When Eriksen dropped alongside Dembele, Alli could offer a third penetrative run in behind the defence – a run that often went untracked by the hosts’ two central defensive midfielders. Kane and Moura occupied both central defenders, allowing Alli a much clearer central space in behind. The latter nearly profited when meeting a superb ball from Toby Alderweireld, but his well-timed header dropped just over the Watford goal.
The option to drive out from the back was readily available for both central defenders and wing-backs, but instead they chose more direct passes forward. A dreadful goal-kick from Vorm – which was sent straight out for a corner – was symptomatic of Tottenham’s lack of quality in possession. One slick central move involving Dembele, Eriksen and Alli did carve Watford open in the first half, and demonstrated that their fast and short passing combinations could lead to attacking success – but they oddly refrained from such play for long periods.
Even when Tottenham did manage to break Watford’s midfield line – largely thanks to Moura’s constant movements to create a forward passing angle – a cutting edge when penetrating into the final third was still lacking. Watford’s defensive aggression in blocking crosses and conceding corners and free-kicks played to their advantage, as the home side had clear superiority in the air.

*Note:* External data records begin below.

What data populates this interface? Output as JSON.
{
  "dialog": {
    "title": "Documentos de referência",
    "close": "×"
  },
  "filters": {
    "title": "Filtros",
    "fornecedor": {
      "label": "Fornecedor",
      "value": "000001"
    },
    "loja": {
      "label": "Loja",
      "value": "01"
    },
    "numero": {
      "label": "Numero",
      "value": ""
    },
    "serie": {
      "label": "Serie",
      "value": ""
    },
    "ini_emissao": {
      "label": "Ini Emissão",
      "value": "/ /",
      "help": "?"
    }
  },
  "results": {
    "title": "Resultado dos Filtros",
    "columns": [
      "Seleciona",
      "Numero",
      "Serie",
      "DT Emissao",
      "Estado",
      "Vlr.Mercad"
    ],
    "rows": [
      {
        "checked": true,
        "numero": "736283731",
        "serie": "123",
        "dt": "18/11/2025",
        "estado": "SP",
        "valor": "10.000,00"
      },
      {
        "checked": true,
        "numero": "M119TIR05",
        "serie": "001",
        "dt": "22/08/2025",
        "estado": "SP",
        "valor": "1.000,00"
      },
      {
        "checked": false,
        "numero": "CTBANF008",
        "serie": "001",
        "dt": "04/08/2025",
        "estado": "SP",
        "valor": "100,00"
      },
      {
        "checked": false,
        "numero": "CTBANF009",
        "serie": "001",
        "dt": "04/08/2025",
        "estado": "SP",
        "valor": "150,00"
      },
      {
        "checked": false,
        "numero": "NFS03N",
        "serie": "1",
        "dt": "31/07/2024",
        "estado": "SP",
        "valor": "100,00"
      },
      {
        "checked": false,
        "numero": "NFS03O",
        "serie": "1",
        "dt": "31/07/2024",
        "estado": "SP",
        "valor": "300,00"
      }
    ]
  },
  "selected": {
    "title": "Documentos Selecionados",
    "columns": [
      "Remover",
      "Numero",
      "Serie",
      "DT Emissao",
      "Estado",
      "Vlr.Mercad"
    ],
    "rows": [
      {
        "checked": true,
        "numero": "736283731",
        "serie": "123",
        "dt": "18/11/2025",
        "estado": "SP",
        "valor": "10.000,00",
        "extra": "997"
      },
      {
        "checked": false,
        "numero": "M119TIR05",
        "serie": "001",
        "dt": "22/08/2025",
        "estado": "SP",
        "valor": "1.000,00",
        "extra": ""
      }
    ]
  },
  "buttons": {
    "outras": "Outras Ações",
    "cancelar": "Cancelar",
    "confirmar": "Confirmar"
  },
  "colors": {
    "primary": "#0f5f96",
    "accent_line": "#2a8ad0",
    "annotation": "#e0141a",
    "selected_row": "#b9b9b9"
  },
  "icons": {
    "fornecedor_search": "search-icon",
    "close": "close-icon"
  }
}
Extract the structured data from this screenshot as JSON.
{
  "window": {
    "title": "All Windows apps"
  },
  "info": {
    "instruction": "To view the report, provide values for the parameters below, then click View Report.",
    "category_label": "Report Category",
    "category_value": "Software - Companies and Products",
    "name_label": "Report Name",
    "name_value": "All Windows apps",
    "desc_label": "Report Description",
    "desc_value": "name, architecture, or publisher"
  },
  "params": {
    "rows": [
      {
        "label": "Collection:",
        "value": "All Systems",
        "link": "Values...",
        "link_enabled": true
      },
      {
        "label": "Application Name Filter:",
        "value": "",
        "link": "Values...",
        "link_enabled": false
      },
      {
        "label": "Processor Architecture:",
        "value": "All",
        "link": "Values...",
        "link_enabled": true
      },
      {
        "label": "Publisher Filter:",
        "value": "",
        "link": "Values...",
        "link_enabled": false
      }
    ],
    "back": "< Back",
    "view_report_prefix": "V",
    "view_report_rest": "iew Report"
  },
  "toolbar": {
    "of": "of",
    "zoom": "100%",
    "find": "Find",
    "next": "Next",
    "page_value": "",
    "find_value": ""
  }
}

Alderweireld and Jan Vertonghen moved higher with the ball in the early parts of the second half, as they dominated the majority of the early possession. This forced Watford into a deeper block than previous, and also hindered their ability to transition out into attack. With Will Hughes and Roberto Pereyra having to now deal with the advancing defenders, more central space was created for Alli and Eriksen, who started to link well with Kane and Moura for the first time in the match. They had the option of building around the sides of the narrow Watford midfield and then back into the centre, with Alli and Eriksen occupying intelligent spaces to receive.
Spurs went ahead after utilising a long ball over the Watford defence, as seen throughout the first half. Eriksen pounced on the loose second ball after the hosts had failed to clear their lines. The ball was eventually worked to Moura, whose deflected cross was bundled into the net by Abdoulaye Doucoure. This goal, however, was more about the mistakes made by the Watford back line than the quality of Tottenham’s forward play.
As the home side looked to direct play to force their way back into the game, Spurs conceded from a deep free-kick. They were struggling to deal with the power of Troy Deeney and his subsequent headed knockdowns for runners from midfield. With Watford throwing more bodies forward on the transition, the midfielders were forced to increase their recovery runs into much deeper positions. They lacked the physical capacity to transition into attack themselves, with Kane and Moura increasingly isolated up top.
Less than 10 minutes later, the visitors fell behind – they couldn’t stop Craig Cathcart’s bullet header, having again failed to deal with a set-piece delivery. Despite throwing an additional striker into the mix in the form of Fernando Llorente, Spurs failed to recover and lost their 100 per cent start to the Premier League season.